John Gravois | 21.06.2006 06:37 | Analysis
Academics give a scholarly stamp to 9/11 conspiracy theories
By JOHN GRAVOIS
Nearly five years have gone by since it happened. The trial of Zacarias Moussaoui is over. Construction of the Freedom Tower just began. Oliver Stone's movie about the attacks is due out in theaters soon. And colleges are offering degrees in homeland-security management. The post-9/11 era is barreling along.
And yet a whole subculture is still stuck at that first morning. They are playing and replaying the footage of the disaster, looking for clues that it was an "inside job." They feel sure the post-9/11 era is built on a lie.
(That's because the LIARS in DC haven't made a compelling case for the Conspiracy Theory upon which they've launched a long-planned agenda of Military Aggression.)
In recent months, interest in September 11-conspiracy theories has surged. Since January, traffic to the major conspiracy Web sites has increased steadily. The number of blogs that mention "9/11" and "conspiracy" each day has climbed from a handful to over a hundred.
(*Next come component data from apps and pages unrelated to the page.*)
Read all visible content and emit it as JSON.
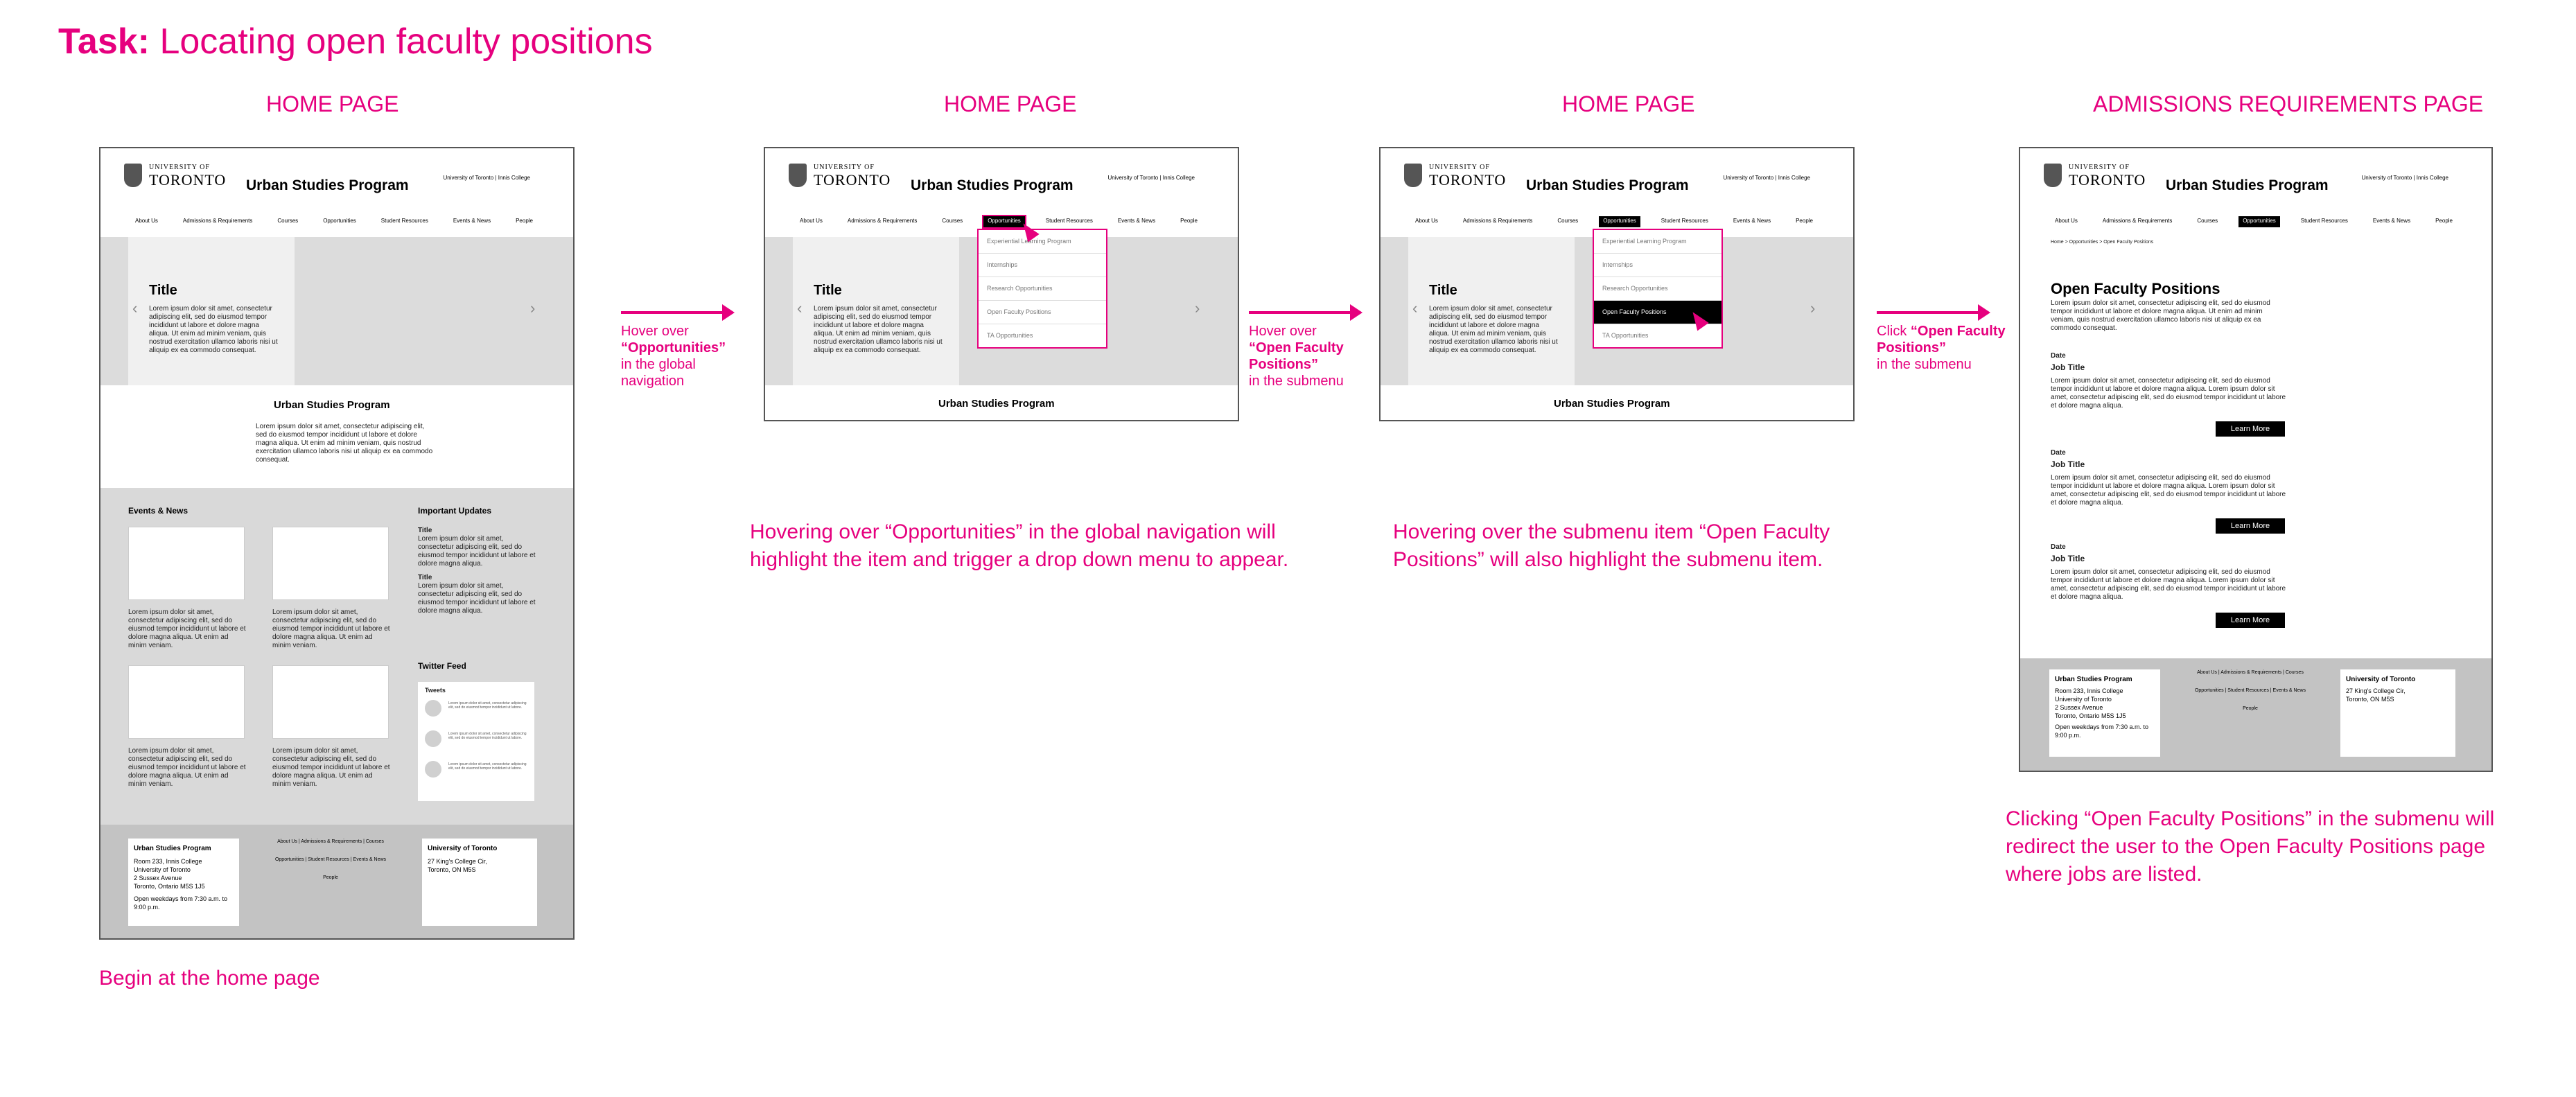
{
  "task": {
    "prefix": "Task:",
    "title": "Locating open faculty positions"
  },
  "labels": {
    "home1": "HOME PAGE",
    "home2": "HOME PAGE",
    "home3": "HOME PAGE",
    "admissions": "ADMISSIONS REQUIREMENTS PAGE"
  },
  "site": {
    "uoft_small": "UNIVERSITY OF",
    "uoft_big": "TORONTO",
    "program": "Urban Studies Program",
    "top_links": "University of Toronto  |  Innis College",
    "nav": [
      "About Us",
      "Admissions & Requirements",
      "Courses",
      "Opportunities",
      "Student Resources",
      "Events & News",
      "People"
    ],
    "hero_title": "Title",
    "hero_text": "Lorem ipsum dolor sit amet, consectetur adipiscing elit, sed do eiusmod tempor incididunt ut labore et dolore magna aliqua. Ut enim ad minim veniam, quis nostrud exercitation ullamco laboris nisi ut aliquip ex ea commodo consequat.",
    "intro_title": "Urban Studies Program",
    "intro_text": "Lorem ipsum dolor sit amet, consectetur adipiscing elit, sed do eiusmod tempor incididunt ut labore et dolore magna aliqua. Ut enim ad minim veniam, quis nostrud exercitation ullamco laboris nisi ut aliquip ex ea commodo consequat.",
    "events_title": "Events & News",
    "events_text": "Lorem ipsum dolor sit amet, consectetur adipiscing elit, sed do eiusmod tempor incididunt ut labore et dolore magna aliqua. Ut enim ad minim veniam.",
    "updates_title": "Important Updates",
    "update_item_title": "Title",
    "update_item_text": "Lorem ipsum dolor sit amet, consectetur adipiscing elit, sed do eiusmod tempor incididunt ut labore et dolore magna aliqua.",
    "twitter_title": "Twitter Feed",
    "tweets_label": "Tweets",
    "tweet_text": "Lorem ipsum dolor sit amet, consectetur adipiscing elit, sed do eiusmod tempor incididunt ut labore.",
    "submenu": [
      "Experiential Learning Program",
      "Internships",
      "Research Opportunities",
      "Open Faculty Positions",
      "TA Opportunities"
    ],
    "footer": {
      "left_title": "Urban Studies Program",
      "left_address": "Room 233, Innis College\nUniversity of Toronto\n2 Sussex Avenue\nToronto, Ontario M5S 1J5",
      "left_hours": "Open weekdays from 7:30 a.m. to 9:00 p.m.",
      "links_row1": "About Us  |  Admissions & Requirements  |  Courses",
      "links_row2": "Opportunities  |  Student Resources  |  Events & News",
      "links_row3": "People",
      "right_title": "University of Toronto",
      "right_address": "27 King's College Cir,\nToronto, ON M5S"
    }
  },
  "faculty_page": {
    "breadcrumb": "Home > Opportunities > Open Faculty Positions",
    "title": "Open Faculty Positions",
    "intro": "Lorem ipsum dolor sit amet, consectetur adipiscing elit, sed do eiusmod tempor incididunt ut labore et dolore magna aliqua. Ut enim ad minim veniam, quis nostrud exercitation ullamco laboris nisi ut aliquip ex ea commodo consequat.",
    "jobs": [
      {
        "date": "Date",
        "title": "Job Title",
        "text": "Lorem ipsum dolor sit amet, consectetur adipiscing elit, sed do eiusmod tempor incididunt ut labore et dolore magna aliqua. Lorem ipsum dolor sit amet, consectetur adipiscing elit, sed do eiusmod tempor incididunt ut labore et dolore magna aliqua.",
        "button": "Learn More"
      },
      {
        "date": "Date",
        "title": "Job Title",
        "text": "Lorem ipsum dolor sit amet, consectetur adipiscing elit, sed do eiusmod tempor incididunt ut labore et dolore magna aliqua. Lorem ipsum dolor sit amet, consectetur adipiscing elit, sed do eiusmod tempor incididunt ut labore et dolore magna aliqua.",
        "button": "Learn More"
      },
      {
        "date": "Date",
        "title": "Job Title",
        "text": "Lorem ipsum dolor sit amet, consectetur adipiscing elit, sed do eiusmod tempor incididunt ut labore et dolore magna aliqua. Lorem ipsum dolor sit amet, consectetur adipiscing elit, sed do eiusmod tempor incididunt ut labore et dolore magna aliqua.",
        "button": "Learn More"
      }
    ]
  },
  "steps": {
    "step1_pre": "Hover over",
    "step1_bold": "“Opportunities”",
    "step1_post": "in the global navigation",
    "step2_pre": "Hover over",
    "step2_bold": "“Open Faculty Positions”",
    "step2_post": "in the submenu",
    "step3_pre": "Click",
    "step3_bold": "“Open Faculty Positions”",
    "step3_post": "in the submenu"
  },
  "captions": {
    "begin": "Begin at the home page",
    "hover_opps": "Hovering over “Opportunities” in the global navigation will highlight the item and trigger a drop down menu to appear.",
    "hover_submenu": "Hovering over the submenu item “Open Faculty Positions” will also highlight the submenu item.",
    "click": "Clicking “Open Faculty Positions” in the submenu will redirect the user to the Open Faculty Positions page where jobs are listed."
  },
  "colors": {
    "accent": "#e6007e",
    "frame_gray": "#dcdcdc",
    "footer_gray": "#c3c3c3"
  }
}
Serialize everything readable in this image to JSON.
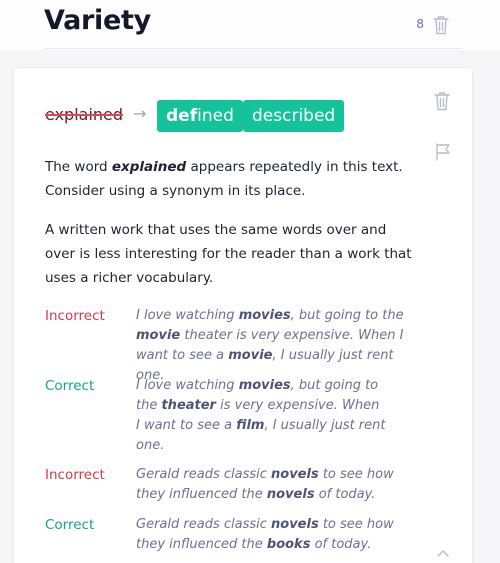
{
  "header": {
    "title": "Variety",
    "count": "8",
    "trash_icon": "trash-icon"
  },
  "card": {
    "original_word": "explained",
    "arrow": "→",
    "suggestions": [
      {
        "prefix": "def",
        "suffix": "ined"
      },
      {
        "prefix": "",
        "suffix": "described"
      }
    ],
    "para1": {
      "before": "The word ",
      "word": "explained",
      "after": " appears repeatedly in this text. Consider using a synonym in its place."
    },
    "para2": "A written work that uses the same words over and over is less interesting for the reader than a work that uses a richer vocabulary.",
    "examples": [
      {
        "label": "Incorrect",
        "type": "incorrect",
        "parts": [
          {
            "t": "I love watching "
          },
          {
            "t": "movies",
            "kw": true
          },
          {
            "t": ", but going to the "
          },
          {
            "t": "movie",
            "kw": true
          },
          {
            "t": " theater is very expensive. When I want to see a "
          },
          {
            "t": "movie",
            "kw": true
          },
          {
            "t": ", I usually just rent one."
          }
        ]
      },
      {
        "label": "Correct",
        "type": "correct",
        "parts": [
          {
            "t": "I love watching "
          },
          {
            "t": "movies",
            "kw": true
          },
          {
            "t": ", but going to the "
          },
          {
            "t": "theater",
            "kw": true
          },
          {
            "t": " is very expensive. When I want to see a "
          },
          {
            "t": "film",
            "kw": true
          },
          {
            "t": ", I usually just rent one."
          }
        ]
      },
      {
        "label": "Incorrect",
        "type": "incorrect",
        "parts": [
          {
            "t": "Gerald reads classic "
          },
          {
            "t": "novels",
            "kw": true
          },
          {
            "t": " to see how they influenced the "
          },
          {
            "t": "novels",
            "kw": true
          },
          {
            "t": " of today."
          }
        ]
      },
      {
        "label": "Correct",
        "type": "correct",
        "parts": [
          {
            "t": "Gerald reads classic "
          },
          {
            "t": "novels",
            "kw": true
          },
          {
            "t": " to see how they influenced the "
          },
          {
            "t": "books",
            "kw": true
          },
          {
            "t": " of today."
          }
        ]
      }
    ],
    "icons": {
      "trash": "trash-icon",
      "flag": "flag-icon",
      "collapse": "chevron-up-icon"
    }
  },
  "colors": {
    "accent": "#15c39a",
    "incorrect": "#d9374b",
    "correct": "#14a67f",
    "strike": "#e0455c"
  }
}
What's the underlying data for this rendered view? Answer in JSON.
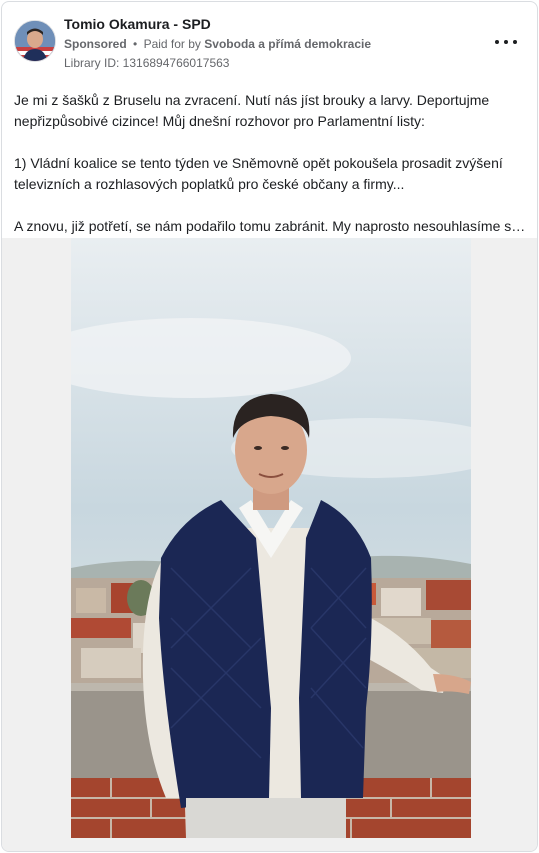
{
  "ad": {
    "page_name": "Tomio Okamura - SPD",
    "sponsored_label": "Sponsored",
    "separator": "•",
    "paid_for_label": "Paid for by",
    "payer": "Svoboda a přímá demokracie",
    "library_id": "Library ID: 1316894766017563",
    "more_icon": "more-horizontal-icon"
  },
  "body": {
    "paragraphs": [
      "Je mi z šašků z Bruselu na zvracení. Nutí nás jíst brouky a larvy. Deportujme nepřizpůsobivé cizince! Můj dnešní rozhovor pro Parlamentní listy:",
      "1) Vládní koalice se tento týden ve Sněmovně opět pokoušela prosadit zvýšení televizních a rozhlasových poplatků pro české občany a firmy...",
      "A znovu, již potřetí, se nám podařilo tomu zabránit. My naprosto nesouhlasíme se..."
    ]
  },
  "colors": {
    "text_primary": "#1c1e21",
    "text_secondary": "#65676b",
    "border": "#dadde1",
    "media_background": "#f0f0f0"
  }
}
(Probably because we're approaching the six year anniversary, and the Bush/PNAC Regime hasn't made their case, and in that time, have completely destroyed any credibility they may have once had, by LYING the American People into an illegal war.)
Oddly enough, the answer lies with a soft-spoken physicist from Brigham Young University named Steven E. Jones, a devout Mormon and, until recently, a faithful supporter of George W. Bush.
Last November Mr. Jones posted a paper online advancing the hypothesis that the airplanes Americans saw crashing into the twin towers were not sufficient to cause their collapse, and that the towers had to have been brought down in a controlled demolition. Now he is the best hope of a movement that seeks to convince the rest of America that elements of the government are guilty of mass murder on their own soil.
His paper — written by an actual professor who works at an actual research university — has made him a celebrity in the conspiracy universe. He is now co-chairman of a group called the Scholars for 9/11 Truth, which includes about 50 professors — more in the humanities than in the sciences — from institutions like Clemson University, the University of Minnesota, and the University of Wisconsin.
But even as Mr. Jones's title and academic credentials give hope to the conspiracy theorists, his role in the movement may undermine those same credentials. What happens when science tries to function in a fringe crusade?
(Funny, a real Journalist would not ask such a dishonest question ...)
Imagine if the media wrote so scathingly about the LIARS and War Criminals in the White House, who still, after nearly five years, have not produced a compelling piece of independently-verifiable evidence to support their own Conspiracy Theory ...